Dr. Simpson said the case is only the second time in CAMH history when an NCR patient left the facility and was charged with a criminal offence.
CAMH has about 200 forensic patients and of those, about 160 are NCR. Dr. Simpson said the hospital takes the disappearance of any patient seriously, but that in the vast majority of cases, they are found quickly.
Mathieu Dufour, associate chief of psychiatry at the Royal Ottawa Mental Health Centre, said there are about 1,600 patients across the province who are being overseen by the Ontario Review Board. There is a system in place to ensure they receive treatment while managing any potential risks they may pose.
“We need to be able to re-integrate them into the community while still being safe for the community,” Dr. Dufour said. “There’s a very careful process.”
Dr. Dufour highlighted a Canadian study that found 17 per cent of NCR patients reoffend within three years of their discharge. Only 0.6 per cent of NCR patients commit offences involving serious violence. The rates are much lower than they are for the criminal justice system, Dr. Dufour said.

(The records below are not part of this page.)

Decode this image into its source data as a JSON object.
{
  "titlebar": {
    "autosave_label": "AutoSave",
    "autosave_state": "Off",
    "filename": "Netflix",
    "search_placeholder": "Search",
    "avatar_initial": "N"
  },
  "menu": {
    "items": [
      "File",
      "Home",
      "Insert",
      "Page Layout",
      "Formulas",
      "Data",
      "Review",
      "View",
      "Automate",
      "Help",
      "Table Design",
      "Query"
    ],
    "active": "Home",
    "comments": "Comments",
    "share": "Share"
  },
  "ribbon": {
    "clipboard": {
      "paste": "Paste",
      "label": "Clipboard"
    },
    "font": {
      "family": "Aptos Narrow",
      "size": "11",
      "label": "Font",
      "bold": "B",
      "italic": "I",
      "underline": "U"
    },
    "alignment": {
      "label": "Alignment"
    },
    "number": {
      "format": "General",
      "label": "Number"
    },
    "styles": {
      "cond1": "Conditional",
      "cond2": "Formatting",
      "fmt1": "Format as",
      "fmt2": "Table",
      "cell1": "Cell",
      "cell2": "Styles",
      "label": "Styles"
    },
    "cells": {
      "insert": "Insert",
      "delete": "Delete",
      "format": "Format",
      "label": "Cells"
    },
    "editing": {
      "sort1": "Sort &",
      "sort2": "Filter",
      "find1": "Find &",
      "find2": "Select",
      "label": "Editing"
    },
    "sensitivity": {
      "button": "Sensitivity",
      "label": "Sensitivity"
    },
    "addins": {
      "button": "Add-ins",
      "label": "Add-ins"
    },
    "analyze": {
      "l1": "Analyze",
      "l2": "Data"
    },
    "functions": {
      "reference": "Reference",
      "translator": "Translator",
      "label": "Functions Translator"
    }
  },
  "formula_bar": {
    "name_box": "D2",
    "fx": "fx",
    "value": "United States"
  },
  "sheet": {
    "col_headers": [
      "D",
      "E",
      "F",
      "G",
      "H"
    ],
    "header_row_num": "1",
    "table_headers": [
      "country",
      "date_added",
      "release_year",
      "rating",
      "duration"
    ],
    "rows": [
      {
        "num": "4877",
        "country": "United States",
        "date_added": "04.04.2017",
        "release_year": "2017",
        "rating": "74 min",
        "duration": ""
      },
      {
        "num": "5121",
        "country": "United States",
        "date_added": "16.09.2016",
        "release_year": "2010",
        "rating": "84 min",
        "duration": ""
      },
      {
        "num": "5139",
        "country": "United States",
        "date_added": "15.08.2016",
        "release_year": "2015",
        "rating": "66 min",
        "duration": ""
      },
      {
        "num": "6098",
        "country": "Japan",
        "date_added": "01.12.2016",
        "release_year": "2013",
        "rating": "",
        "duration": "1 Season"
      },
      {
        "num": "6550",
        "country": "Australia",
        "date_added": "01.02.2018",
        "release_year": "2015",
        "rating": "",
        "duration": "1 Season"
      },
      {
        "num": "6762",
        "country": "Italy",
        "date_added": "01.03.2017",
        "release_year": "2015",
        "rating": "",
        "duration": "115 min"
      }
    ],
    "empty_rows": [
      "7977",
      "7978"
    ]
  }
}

Unlike Mr. Cong’s case, other incidents where NCR patients go missing didn’t appear to be planned moves.
In 2015, for example, Thomas Brailsford, who was at the CAMH after killing his mother, was escorted in a taxi for a medical appointment. While the nurse was paying the driver, Mr. Brailsford ran out of the car. Police found him the next day.
George May was at the CAMH after he fatally strangled another psychiatric patient. In January, 2012, he was taken to the Toronto General Hospital for a CT scan. He got into a dispute with the technician and security led him out of the building without telling the CAMH escort.
Police found him three days later. He said he had gone to the Sunnybrook hospital emergency to get help but waited nine hours without seeing a doctor.